[Records from a data source]
********************

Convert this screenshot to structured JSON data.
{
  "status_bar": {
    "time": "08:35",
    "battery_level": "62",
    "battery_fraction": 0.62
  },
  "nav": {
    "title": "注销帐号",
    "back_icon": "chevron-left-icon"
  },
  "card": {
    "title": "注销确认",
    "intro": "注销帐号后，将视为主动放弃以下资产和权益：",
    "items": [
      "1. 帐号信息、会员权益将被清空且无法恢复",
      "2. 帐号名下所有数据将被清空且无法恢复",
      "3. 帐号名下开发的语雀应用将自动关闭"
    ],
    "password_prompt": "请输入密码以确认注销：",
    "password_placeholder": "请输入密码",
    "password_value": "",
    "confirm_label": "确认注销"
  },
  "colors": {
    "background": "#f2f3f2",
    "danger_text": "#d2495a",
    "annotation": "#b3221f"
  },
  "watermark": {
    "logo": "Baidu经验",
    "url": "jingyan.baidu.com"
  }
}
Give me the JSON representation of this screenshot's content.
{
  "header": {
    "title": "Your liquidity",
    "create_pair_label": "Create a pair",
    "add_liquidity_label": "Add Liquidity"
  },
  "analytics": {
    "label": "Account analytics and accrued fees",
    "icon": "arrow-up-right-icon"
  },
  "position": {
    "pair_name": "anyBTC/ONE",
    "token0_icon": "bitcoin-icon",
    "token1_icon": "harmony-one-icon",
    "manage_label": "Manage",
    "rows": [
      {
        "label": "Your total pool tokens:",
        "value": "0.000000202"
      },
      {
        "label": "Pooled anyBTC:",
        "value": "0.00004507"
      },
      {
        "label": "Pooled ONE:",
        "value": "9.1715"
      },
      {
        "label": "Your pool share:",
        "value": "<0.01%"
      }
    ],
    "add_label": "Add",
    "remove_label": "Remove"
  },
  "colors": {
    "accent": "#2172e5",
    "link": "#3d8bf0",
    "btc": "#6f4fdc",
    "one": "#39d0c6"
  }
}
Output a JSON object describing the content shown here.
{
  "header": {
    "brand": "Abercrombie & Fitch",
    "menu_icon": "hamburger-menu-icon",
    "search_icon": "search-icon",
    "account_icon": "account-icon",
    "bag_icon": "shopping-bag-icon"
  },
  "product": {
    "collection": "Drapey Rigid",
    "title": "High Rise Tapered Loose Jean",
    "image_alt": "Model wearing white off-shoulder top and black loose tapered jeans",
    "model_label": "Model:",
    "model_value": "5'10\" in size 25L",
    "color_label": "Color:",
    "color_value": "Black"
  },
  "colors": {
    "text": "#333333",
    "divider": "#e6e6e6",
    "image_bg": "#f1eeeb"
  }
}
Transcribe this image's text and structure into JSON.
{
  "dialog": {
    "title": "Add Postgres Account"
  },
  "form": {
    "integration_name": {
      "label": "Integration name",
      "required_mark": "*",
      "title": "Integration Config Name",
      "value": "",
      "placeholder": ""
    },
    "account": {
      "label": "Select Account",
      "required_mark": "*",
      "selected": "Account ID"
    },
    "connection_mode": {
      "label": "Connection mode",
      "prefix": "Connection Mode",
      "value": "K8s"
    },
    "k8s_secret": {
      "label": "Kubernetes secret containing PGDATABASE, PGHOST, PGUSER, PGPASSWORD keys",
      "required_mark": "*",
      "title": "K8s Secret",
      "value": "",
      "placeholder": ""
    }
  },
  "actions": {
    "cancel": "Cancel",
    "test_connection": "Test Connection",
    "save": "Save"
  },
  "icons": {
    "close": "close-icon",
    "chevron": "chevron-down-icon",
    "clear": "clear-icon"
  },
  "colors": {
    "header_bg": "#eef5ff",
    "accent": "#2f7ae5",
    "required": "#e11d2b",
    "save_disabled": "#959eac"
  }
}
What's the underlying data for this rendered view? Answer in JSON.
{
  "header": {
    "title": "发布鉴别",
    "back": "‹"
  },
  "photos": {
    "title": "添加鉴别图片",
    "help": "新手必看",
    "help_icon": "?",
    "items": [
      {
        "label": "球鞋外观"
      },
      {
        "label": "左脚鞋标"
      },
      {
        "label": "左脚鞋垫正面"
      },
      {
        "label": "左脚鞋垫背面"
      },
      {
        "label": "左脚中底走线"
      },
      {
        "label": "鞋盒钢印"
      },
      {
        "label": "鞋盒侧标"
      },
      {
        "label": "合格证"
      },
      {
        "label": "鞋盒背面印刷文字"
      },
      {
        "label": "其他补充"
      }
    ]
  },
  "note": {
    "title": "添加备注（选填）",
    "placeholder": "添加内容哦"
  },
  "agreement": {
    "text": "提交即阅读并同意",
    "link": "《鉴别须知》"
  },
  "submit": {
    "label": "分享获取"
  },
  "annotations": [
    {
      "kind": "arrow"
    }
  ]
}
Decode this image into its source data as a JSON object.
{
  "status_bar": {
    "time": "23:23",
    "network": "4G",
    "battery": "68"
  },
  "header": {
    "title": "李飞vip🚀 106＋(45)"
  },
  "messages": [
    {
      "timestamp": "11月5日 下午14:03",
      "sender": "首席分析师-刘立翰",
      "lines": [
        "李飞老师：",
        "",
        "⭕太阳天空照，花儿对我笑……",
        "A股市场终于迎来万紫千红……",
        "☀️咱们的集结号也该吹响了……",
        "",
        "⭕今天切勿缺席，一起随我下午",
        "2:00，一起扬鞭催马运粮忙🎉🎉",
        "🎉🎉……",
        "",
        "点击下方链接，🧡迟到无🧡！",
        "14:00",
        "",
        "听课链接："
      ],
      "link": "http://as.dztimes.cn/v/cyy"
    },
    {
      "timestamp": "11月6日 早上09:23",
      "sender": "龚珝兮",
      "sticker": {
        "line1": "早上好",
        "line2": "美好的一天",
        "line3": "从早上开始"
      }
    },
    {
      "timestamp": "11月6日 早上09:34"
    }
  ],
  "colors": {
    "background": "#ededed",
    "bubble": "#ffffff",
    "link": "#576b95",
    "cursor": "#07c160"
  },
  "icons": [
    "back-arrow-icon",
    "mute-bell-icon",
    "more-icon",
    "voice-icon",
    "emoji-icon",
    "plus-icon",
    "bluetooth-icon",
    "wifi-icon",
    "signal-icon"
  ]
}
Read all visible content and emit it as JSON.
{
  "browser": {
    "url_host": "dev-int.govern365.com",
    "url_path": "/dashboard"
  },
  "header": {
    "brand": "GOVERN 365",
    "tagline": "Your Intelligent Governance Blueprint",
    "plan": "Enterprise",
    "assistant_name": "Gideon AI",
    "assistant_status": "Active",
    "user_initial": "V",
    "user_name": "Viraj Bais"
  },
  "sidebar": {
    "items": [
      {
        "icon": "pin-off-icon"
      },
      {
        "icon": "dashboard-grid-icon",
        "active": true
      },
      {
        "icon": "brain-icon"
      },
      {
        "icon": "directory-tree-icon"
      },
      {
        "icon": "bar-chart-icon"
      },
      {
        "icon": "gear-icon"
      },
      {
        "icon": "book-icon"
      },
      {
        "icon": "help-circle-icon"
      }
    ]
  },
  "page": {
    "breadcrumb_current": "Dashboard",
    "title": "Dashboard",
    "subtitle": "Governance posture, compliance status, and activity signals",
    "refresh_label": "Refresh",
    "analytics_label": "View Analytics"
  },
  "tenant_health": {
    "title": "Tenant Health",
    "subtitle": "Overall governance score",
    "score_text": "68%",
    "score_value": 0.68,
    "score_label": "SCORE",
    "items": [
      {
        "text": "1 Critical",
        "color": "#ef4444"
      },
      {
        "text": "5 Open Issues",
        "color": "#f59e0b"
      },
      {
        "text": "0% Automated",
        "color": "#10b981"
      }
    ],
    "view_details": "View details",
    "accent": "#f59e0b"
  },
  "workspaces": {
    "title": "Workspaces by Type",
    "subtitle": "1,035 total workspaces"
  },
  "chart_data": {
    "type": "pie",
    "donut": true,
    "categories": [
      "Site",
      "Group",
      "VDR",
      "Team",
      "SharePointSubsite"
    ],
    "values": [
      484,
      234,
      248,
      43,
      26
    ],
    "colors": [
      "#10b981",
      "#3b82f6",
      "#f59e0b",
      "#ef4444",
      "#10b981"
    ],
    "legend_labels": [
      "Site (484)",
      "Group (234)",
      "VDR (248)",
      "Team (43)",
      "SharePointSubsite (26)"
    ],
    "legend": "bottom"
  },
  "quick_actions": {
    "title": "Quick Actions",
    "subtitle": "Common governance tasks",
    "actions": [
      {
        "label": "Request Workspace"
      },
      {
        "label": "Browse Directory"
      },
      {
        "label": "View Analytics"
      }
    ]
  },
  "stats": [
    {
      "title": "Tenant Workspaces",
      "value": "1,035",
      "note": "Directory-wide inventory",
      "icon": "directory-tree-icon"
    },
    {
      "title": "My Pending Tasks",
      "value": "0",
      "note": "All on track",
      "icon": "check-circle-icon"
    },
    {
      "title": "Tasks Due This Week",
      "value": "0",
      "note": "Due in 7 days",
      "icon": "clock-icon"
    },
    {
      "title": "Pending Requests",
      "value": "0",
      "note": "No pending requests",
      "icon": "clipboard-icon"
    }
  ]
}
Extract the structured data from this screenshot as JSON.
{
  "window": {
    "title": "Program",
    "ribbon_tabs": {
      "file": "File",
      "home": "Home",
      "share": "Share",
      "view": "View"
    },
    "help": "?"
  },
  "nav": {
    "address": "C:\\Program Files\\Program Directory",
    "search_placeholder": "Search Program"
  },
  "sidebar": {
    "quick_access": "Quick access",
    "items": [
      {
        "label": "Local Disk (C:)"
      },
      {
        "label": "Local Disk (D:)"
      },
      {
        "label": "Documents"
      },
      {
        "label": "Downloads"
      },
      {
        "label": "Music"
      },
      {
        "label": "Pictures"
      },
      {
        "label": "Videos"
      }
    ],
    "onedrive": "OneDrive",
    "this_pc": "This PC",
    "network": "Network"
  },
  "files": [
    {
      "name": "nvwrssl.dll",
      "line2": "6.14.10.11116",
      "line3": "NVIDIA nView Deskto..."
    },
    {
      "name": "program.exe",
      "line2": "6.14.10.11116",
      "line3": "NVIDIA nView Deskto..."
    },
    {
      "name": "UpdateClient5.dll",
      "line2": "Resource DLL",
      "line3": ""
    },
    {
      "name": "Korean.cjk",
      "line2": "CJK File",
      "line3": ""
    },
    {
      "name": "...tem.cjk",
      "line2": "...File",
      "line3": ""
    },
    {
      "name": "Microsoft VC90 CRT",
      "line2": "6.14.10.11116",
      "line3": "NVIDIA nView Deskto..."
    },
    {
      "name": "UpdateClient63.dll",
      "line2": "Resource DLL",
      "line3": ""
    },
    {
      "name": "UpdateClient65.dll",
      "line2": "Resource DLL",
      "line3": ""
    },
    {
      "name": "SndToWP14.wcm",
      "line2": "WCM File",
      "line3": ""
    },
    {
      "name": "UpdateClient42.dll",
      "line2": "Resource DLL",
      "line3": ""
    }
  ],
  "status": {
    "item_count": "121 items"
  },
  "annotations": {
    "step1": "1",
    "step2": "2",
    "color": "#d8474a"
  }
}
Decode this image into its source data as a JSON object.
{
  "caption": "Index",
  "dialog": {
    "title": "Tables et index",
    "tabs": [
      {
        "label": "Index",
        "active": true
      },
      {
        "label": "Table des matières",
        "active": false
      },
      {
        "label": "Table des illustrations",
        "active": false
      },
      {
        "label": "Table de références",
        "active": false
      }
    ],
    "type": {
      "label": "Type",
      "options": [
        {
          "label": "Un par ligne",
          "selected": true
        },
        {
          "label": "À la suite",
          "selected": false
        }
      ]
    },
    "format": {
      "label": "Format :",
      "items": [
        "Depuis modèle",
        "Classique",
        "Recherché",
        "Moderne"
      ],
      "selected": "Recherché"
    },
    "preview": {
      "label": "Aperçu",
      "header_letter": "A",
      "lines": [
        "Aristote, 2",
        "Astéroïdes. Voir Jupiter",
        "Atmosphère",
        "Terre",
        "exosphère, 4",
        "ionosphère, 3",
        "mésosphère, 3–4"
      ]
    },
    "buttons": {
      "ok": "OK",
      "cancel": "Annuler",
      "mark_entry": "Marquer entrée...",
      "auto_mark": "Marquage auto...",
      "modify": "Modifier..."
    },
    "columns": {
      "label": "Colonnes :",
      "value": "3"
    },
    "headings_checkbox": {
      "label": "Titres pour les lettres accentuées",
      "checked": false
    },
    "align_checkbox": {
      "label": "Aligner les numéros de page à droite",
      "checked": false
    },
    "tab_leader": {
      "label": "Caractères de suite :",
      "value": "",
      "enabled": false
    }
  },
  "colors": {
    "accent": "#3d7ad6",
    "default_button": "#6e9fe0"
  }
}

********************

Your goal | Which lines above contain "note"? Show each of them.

Finished task |
  "note": {
      "note": "Directory-wide inventory",
      "note": "All on track",
      "note": "Due in 7 days",
      "note": "No pending requests",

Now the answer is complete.